Website and app data records:
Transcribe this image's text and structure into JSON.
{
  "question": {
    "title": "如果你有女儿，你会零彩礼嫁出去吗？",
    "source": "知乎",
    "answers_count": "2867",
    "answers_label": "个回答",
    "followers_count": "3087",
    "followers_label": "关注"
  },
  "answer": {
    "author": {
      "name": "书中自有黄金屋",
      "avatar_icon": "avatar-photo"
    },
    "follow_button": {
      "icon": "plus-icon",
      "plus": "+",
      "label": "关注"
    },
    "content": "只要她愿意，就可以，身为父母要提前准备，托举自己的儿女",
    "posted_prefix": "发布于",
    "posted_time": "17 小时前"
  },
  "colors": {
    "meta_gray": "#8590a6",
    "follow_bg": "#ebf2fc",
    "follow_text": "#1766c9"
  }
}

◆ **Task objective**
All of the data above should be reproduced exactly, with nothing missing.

◆ **Response for this exercise**
Transcribe this image's text and structure into JSON.
{
  "question": {
    "title": "如果你有女儿，你会零彩礼嫁出去吗？",
    "source": "知乎",
    "answers_count": "2867",
    "answers_label": "个回答",
    "followers_count": "3087",
    "followers_label": "关注"
  },
  "answer": {
    "author": {
      "name": "书中自有黄金屋",
      "avatar_icon": "avatar-photo"
    },
    "follow_button": {
      "icon": "plus-icon",
      "plus": "+",
      "label": "关注"
    },
    "content": "只要她愿意，就可以，身为父母要提前准备，托举自己的儿女",
    "posted_prefix": "发布于",
    "posted_time": "17 小时前"
  },
  "colors": {
    "meta_gray": "#8590a6",
    "follow_bg": "#ebf2fc",
    "follow_text": "#1766c9"
  }
}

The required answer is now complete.